PGD is expensive, costing between £5,000 and £20,000 and is only available to a select number of couples each year who want to avoid passing on known defective genes to their unborn children.
Over 60 conditions can be picked up using the technique, including cystic fibrosis, Huntington’s disease and various forms of cancer - all of which develop following inheritance of a specific defective gene.
However, as with so many expensive treatments, the NHS have to refuse many couples as NICE do not consider it to be cost effective. Joe Delhanty, Professor of Human Genetics at the University College London PGD centre said,
“Funding for the procedure is a postcode lottery. More than 100 couples a year are referred to us from all over the country but more than 50 per cent have problems with funding in the absence of guidelines from NICE.
“If local PCTs [primary care trusts] do not see this as a priority then they do not provide funding, it is as simple as that, but they do not consider the potential money they save by ensuring a child will be free of a disease.”
While Professor Delhanty would not identify specific trusts where funding was a problem, he did comment that couples living in the North of England had a higher chance of getting funding for PGD, while people living in London and the South East faced paying thousands for private treatment.
Each year funding is granted for PGD for only few hundred couples. However, to qualify, couples must already know that their is a family history of illnesses resulting from defective genes. A clinical geneticist establishes the risk before IVF treatment is used to produce and fertilise embryos in the womb once the presence of the faulty gene is known to be absent.

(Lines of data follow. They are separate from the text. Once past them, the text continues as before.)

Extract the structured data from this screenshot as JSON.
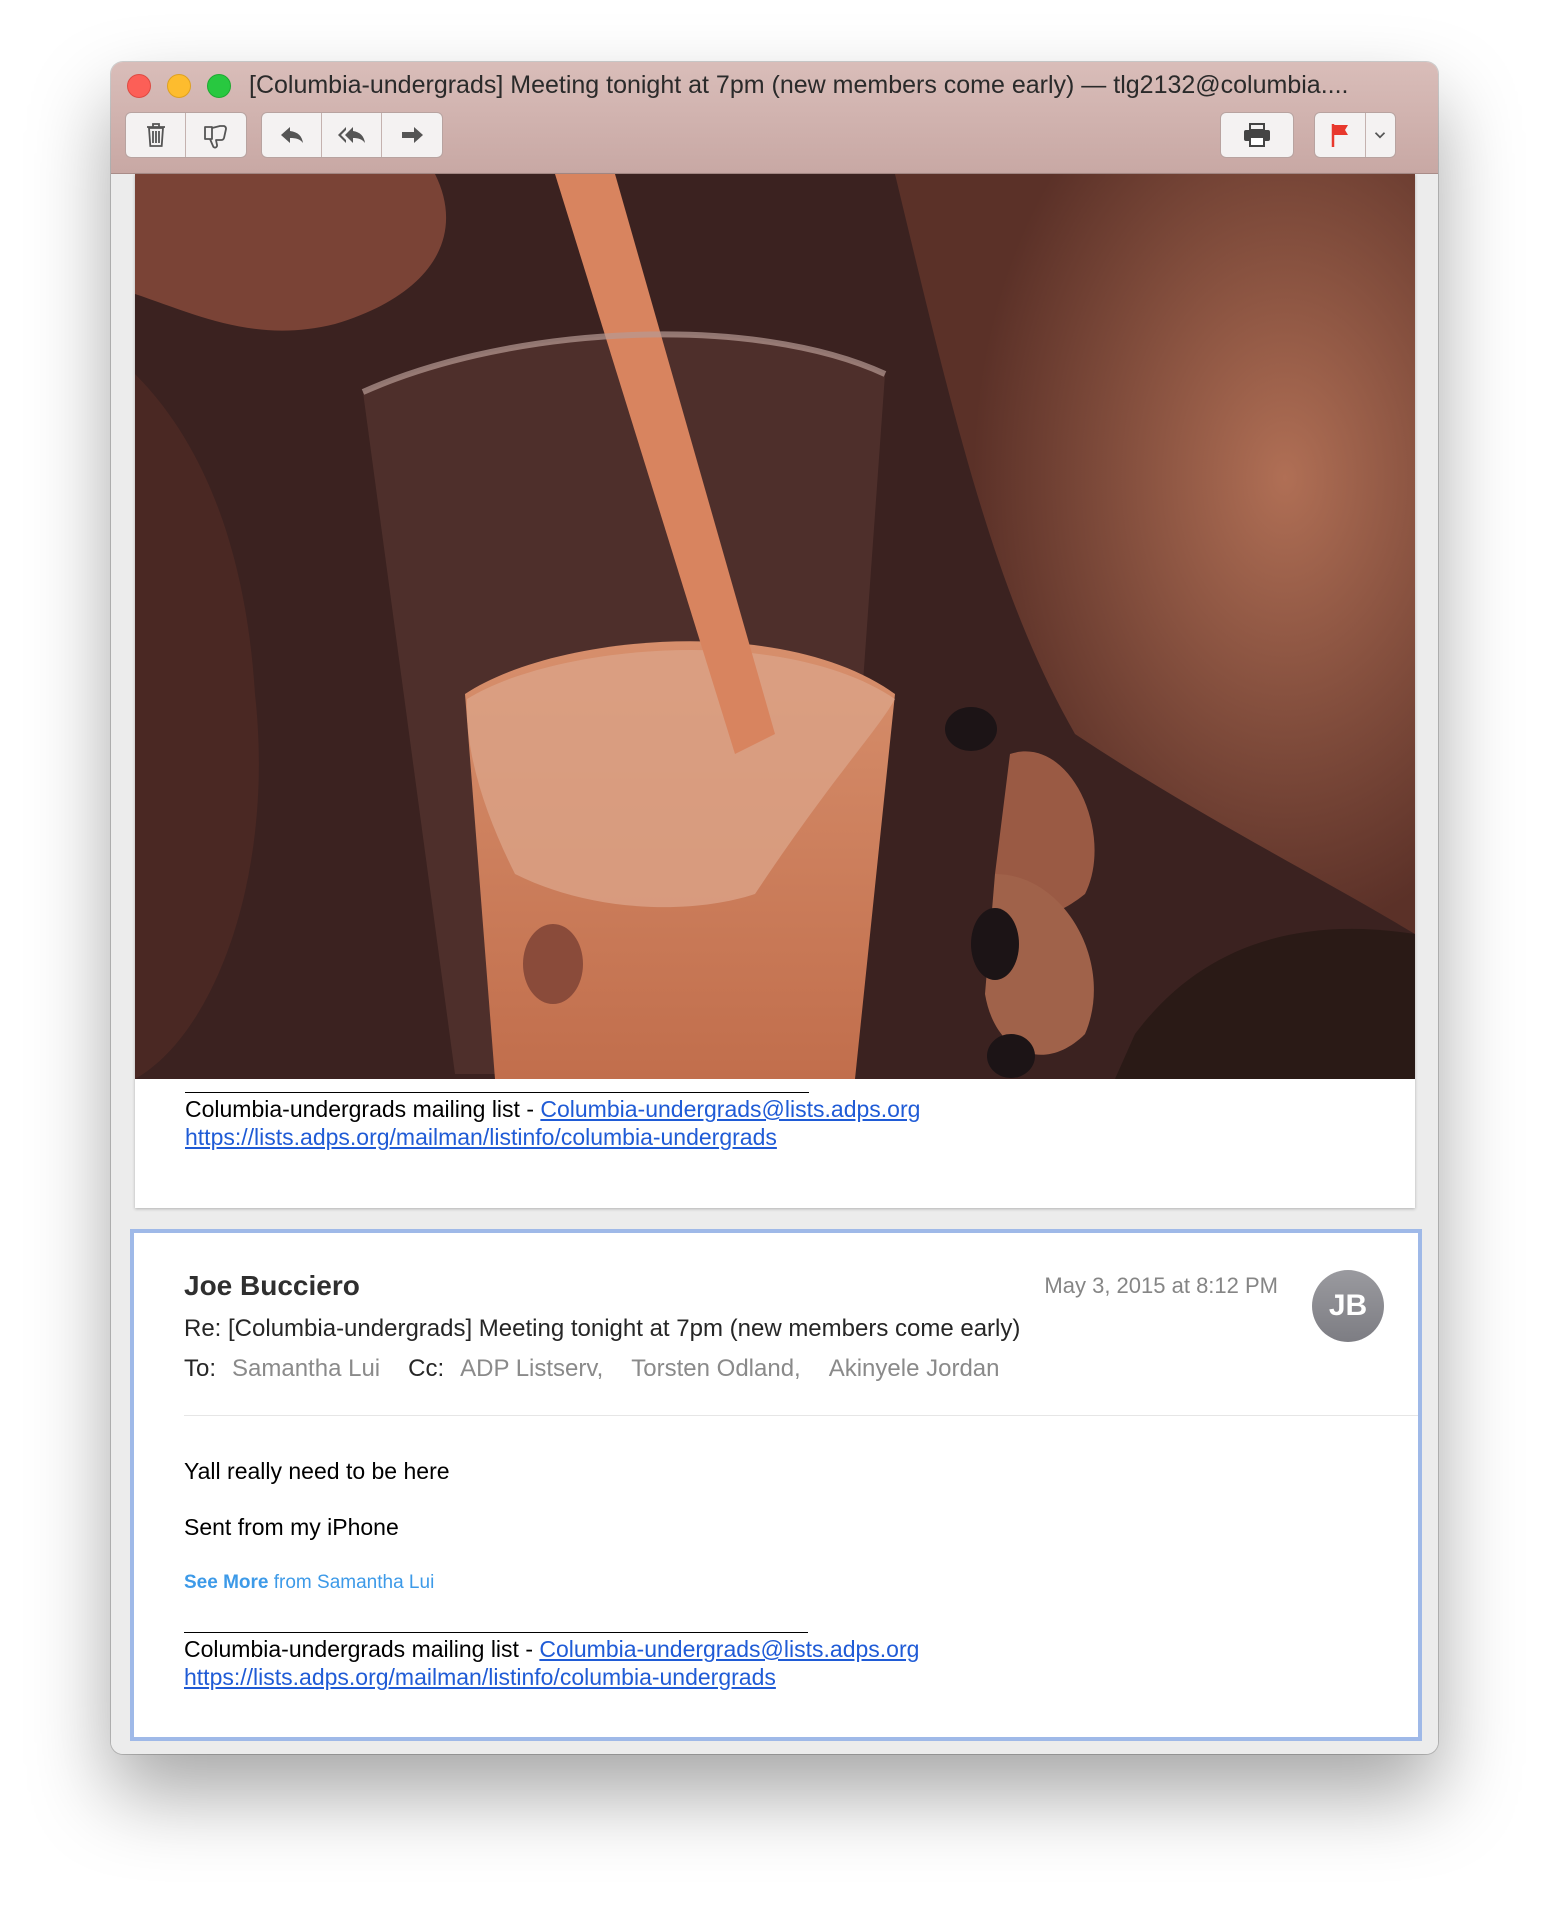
{
  "window": {
    "title": "[Columbia-undergrads] Meeting tonight at 7pm (new members come early) — tlg2132@columbia...."
  },
  "toolbar": {
    "buttons": [
      "trash-icon",
      "junk-icon",
      "reply-icon",
      "reply-all-icon",
      "forward-icon",
      "print-icon",
      "flag-icon",
      "chevron-down-icon"
    ],
    "flag_color": "#e8382d"
  },
  "message1": {
    "footer": {
      "list_name": "Columbia-undergrads mailing list  - ",
      "list_email": "Columbia-undergrads@lists.adps.org",
      "list_url": "https://lists.adps.org/mailman/listinfo/columbia-undergrads"
    }
  },
  "message2": {
    "sender": "Joe Bucciero",
    "date": "May 3, 2015 at 8:12 PM",
    "avatar_initials": "JB",
    "subject": "Re: [Columbia-undergrads] Meeting tonight at 7pm (new members come early)",
    "to_label": "To:",
    "to": "Samantha Lui",
    "cc_label": "Cc:",
    "cc": [
      "ADP Listserv,",
      "Torsten Odland,",
      "Akinyele Jordan"
    ],
    "body": [
      "Yall really need to be here",
      "Sent from my iPhone"
    ],
    "see_more_bold": "See More",
    "see_more_rest": " from Samantha Lui",
    "footer": {
      "list_name": "Columbia-undergrads mailing list  - ",
      "list_email": "Columbia-undergrads@lists.adps.org",
      "list_url": "https://lists.adps.org/mailman/listinfo/columbia-undergrads"
    }
  },
  "colors": {
    "link": "#1f5bd6",
    "selection_border": "#9fb9e8",
    "see_more": "#3d9ae8"
  }
}
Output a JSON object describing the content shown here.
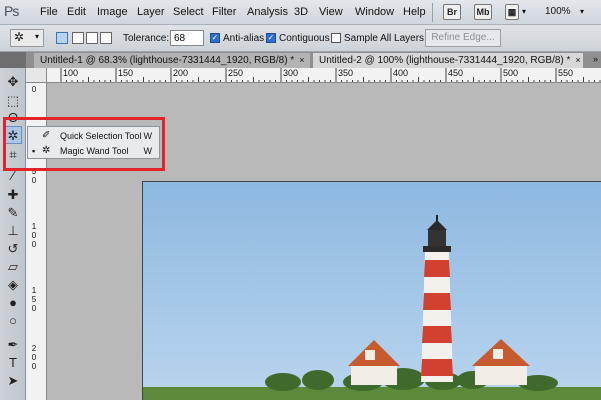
{
  "app": {
    "logo": "Ps"
  },
  "menu": [
    "File",
    "Edit",
    "Image",
    "Layer",
    "Select",
    "Filter",
    "Analysis",
    "3D",
    "View",
    "Window",
    "Help"
  ],
  "app_bar": {
    "bridge_label": "Br",
    "minibridge_label": "Mb",
    "zoom": "100%"
  },
  "options": {
    "tolerance_label": "Tolerance:",
    "tolerance_value": "68",
    "anti_alias_label": "Anti-alias",
    "anti_alias_checked": true,
    "contiguous_label": "Contiguous",
    "contiguous_checked": true,
    "sample_all_label": "Sample All Layers",
    "sample_all_checked": false,
    "refine_edge_label": "Refine Edge..."
  },
  "tabs": [
    {
      "label": "Untitled-1 @ 68.3% (lighthouse-7331444_1920, RGB/8) *",
      "close": "×",
      "active": false
    },
    {
      "label": "Untitled-2 @ 100% (lighthouse-7331444_1920, RGB/8) *",
      "close": "×",
      "active": true
    }
  ],
  "ruler_top": [
    "100",
    "150",
    "200",
    "250",
    "300",
    "350",
    "400",
    "450",
    "500",
    "550"
  ],
  "ruler_left": [
    "0",
    "5",
    "0",
    "1",
    "0",
    "0",
    "1",
    "5",
    "0",
    "2",
    "0",
    "0"
  ],
  "flyout": {
    "items": [
      {
        "label": "Quick Selection Tool",
        "shortcut": "W",
        "selected": false,
        "icon": "quick-selection-icon"
      },
      {
        "label": "Magic Wand Tool",
        "shortcut": "W",
        "selected": true,
        "icon": "magic-wand-icon"
      }
    ]
  },
  "colors": {
    "highlight": "#e2232a",
    "sky": "#a6c8e8",
    "lighthouse_red": "#d2412f"
  }
}
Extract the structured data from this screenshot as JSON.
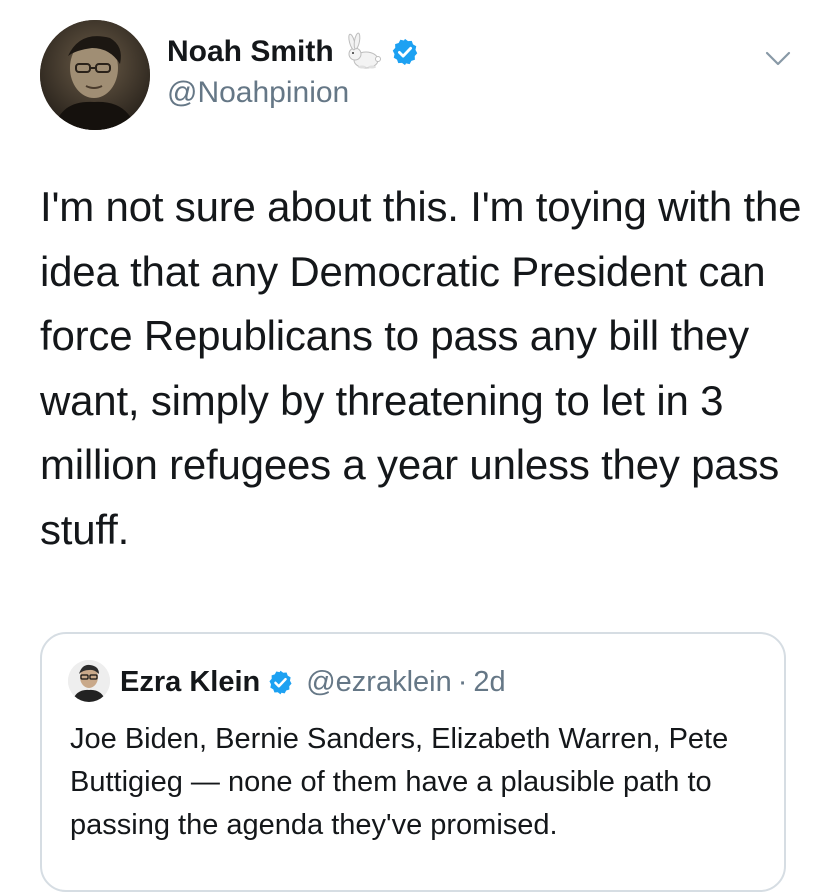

The Department of Health said last night, “PGD is available on the NHS but is considered on a case by case basis.”